*TASK:* The complete listing should be copied out exactly.
━━━━━━━━
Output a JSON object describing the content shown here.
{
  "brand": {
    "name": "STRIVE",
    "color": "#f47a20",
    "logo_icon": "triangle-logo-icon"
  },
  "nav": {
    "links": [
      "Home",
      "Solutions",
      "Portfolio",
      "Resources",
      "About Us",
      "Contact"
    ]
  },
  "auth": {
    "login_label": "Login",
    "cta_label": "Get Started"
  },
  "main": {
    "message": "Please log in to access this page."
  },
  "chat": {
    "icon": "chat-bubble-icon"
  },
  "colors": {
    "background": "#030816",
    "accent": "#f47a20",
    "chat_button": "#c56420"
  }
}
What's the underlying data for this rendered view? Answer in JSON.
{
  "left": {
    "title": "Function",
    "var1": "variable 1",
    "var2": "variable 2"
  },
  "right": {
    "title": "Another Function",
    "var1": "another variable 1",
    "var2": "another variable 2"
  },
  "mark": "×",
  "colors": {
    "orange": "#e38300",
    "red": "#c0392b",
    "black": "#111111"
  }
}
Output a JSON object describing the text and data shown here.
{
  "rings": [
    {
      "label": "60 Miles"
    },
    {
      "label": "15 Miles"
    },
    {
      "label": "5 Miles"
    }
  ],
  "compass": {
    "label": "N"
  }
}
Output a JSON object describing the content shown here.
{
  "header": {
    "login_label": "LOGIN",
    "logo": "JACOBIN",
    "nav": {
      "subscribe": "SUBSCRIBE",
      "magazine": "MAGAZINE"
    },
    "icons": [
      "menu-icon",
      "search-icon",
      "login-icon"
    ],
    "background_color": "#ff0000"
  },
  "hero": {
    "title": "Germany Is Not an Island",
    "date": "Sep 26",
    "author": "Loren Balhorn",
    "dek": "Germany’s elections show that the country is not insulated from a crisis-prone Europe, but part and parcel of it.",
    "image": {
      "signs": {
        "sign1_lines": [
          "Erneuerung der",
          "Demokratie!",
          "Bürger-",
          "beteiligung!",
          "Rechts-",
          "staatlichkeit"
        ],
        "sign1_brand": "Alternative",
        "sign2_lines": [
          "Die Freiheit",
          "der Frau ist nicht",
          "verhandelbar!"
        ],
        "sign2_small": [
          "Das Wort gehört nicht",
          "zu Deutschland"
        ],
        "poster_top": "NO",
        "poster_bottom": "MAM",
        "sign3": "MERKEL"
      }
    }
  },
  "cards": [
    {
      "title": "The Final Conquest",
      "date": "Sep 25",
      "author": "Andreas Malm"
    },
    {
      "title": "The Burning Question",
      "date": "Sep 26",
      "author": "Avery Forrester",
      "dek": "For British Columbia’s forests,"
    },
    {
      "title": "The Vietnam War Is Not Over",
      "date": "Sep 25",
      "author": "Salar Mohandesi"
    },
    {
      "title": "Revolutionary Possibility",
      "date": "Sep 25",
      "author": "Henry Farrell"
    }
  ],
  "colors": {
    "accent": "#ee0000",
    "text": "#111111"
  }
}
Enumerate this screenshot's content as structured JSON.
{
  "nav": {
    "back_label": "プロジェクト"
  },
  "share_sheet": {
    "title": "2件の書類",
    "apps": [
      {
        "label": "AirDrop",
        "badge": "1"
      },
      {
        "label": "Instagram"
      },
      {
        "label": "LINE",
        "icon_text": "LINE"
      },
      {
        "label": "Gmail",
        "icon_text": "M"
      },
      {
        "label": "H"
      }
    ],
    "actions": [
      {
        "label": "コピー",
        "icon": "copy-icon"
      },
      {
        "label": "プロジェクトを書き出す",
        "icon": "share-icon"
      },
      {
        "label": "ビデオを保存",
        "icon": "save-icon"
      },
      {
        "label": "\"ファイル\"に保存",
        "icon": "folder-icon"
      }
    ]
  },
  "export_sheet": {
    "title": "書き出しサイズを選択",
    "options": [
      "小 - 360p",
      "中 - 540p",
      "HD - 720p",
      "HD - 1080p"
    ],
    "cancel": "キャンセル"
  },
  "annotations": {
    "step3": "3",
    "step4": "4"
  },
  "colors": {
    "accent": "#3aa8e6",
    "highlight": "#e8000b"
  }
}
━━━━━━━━
*SOLVED PROBLEM:*
Output a JSON object describing the content shown here.
{
  "brand": {
    "name": "STRIVE",
    "color": "#f47a20",
    "logo_icon": "triangle-logo-icon"
  },
  "nav": {
    "links": [
      "Home",
      "Solutions",
      "Portfolio",
      "Resources",
      "About Us",
      "Contact"
    ]
  },
  "auth": {
    "login_label": "Login",
    "cta_label": "Get Started"
  },
  "main": {
    "message": "Please log in to access this page."
  },
  "chat": {
    "icon": "chat-bubble-icon"
  },
  "colors": {
    "background": "#030816",
    "accent": "#f47a20",
    "chat_button": "#c56420"
  }
}
What's the underlying data for this rendered view? Answer in JSON.
{
  "left": {
    "title": "Function",
    "var1": "variable 1",
    "var2": "variable 2"
  },
  "right": {
    "title": "Another Function",
    "var1": "another variable 1",
    "var2": "another variable 2"
  },
  "mark": "×",
  "colors": {
    "orange": "#e38300",
    "red": "#c0392b",
    "black": "#111111"
  }
}
Output a JSON object describing the text and data shown here.
{
  "rings": [
    {
      "label": "60 Miles"
    },
    {
      "label": "15 Miles"
    },
    {
      "label": "5 Miles"
    }
  ],
  "compass": {
    "label": "N"
  }
}
Output a JSON object describing the content shown here.
{
  "header": {
    "login_label": "LOGIN",
    "logo": "JACOBIN",
    "nav": {
      "subscribe": "SUBSCRIBE",
      "magazine": "MAGAZINE"
    },
    "icons": [
      "menu-icon",
      "search-icon",
      "login-icon"
    ],
    "background_color": "#ff0000"
  },
  "hero": {
    "title": "Germany Is Not an Island",
    "date": "Sep 26",
    "author": "Loren Balhorn",
    "dek": "Germany’s elections show that the country is not insulated from a crisis-prone Europe, but part and parcel of it.",
    "image": {
      "signs": {
        "sign1_lines": [
          "Erneuerung der",
          "Demokratie!",
          "Bürger-",
          "beteiligung!",
          "Rechts-",
          "staatlichkeit"
        ],
        "sign1_brand": "Alternative",
        "sign2_lines": [
          "Die Freiheit",
          "der Frau ist nicht",
          "verhandelbar!"
        ],
        "sign2_small": [
          "Das Wort gehört nicht",
          "zu Deutschland"
        ],
        "poster_top": "NO",
        "poster_bottom": "MAM",
        "sign3": "MERKEL"
      }
    }
  },
  "cards": [
    {
      "title": "The Final Conquest",
      "date": "Sep 25",
      "author": "Andreas Malm"
    },
    {
      "title": "The Burning Question",
      "date": "Sep 26",
      "author": "Avery Forrester",
      "dek": "For British Columbia’s forests,"
    },
    {
      "title": "The Vietnam War Is Not Over",
      "date": "Sep 25",
      "author": "Salar Mohandesi"
    },
    {
      "title": "Revolutionary Possibility",
      "date": "Sep 25",
      "author": "Henry Farrell"
    }
  ],
  "colors": {
    "accent": "#ee0000",
    "text": "#111111"
  }
}
Enumerate this screenshot's content as structured JSON.
{
  "nav": {
    "back_label": "プロジェクト"
  },
  "share_sheet": {
    "title": "2件の書類",
    "apps": [
      {
        "label": "AirDrop",
        "badge": "1"
      },
      {
        "label": "Instagram"
      },
      {
        "label": "LINE",
        "icon_text": "LINE"
      },
      {
        "label": "Gmail",
        "icon_text": "M"
      },
      {
        "label": "H"
      }
    ],
    "actions": [
      {
        "label": "コピー",
        "icon": "copy-icon"
      },
      {
        "label": "プロジェクトを書き出す",
        "icon": "share-icon"
      },
      {
        "label": "ビデオを保存",
        "icon": "save-icon"
      },
      {
        "label": "\"ファイル\"に保存",
        "icon": "folder-icon"
      }
    ]
  },
  "export_sheet": {
    "title": "書き出しサイズを選択",
    "options": [
      "小 - 360p",
      "中 - 540p",
      "HD - 720p",
      "HD - 1080p"
    ],
    "cancel": "キャンセル"
  },
  "annotations": {
    "step3": "3",
    "step4": "4"
  },
  "colors": {
    "accent": "#3aa8e6",
    "highlight": "#e8000b"
  }
}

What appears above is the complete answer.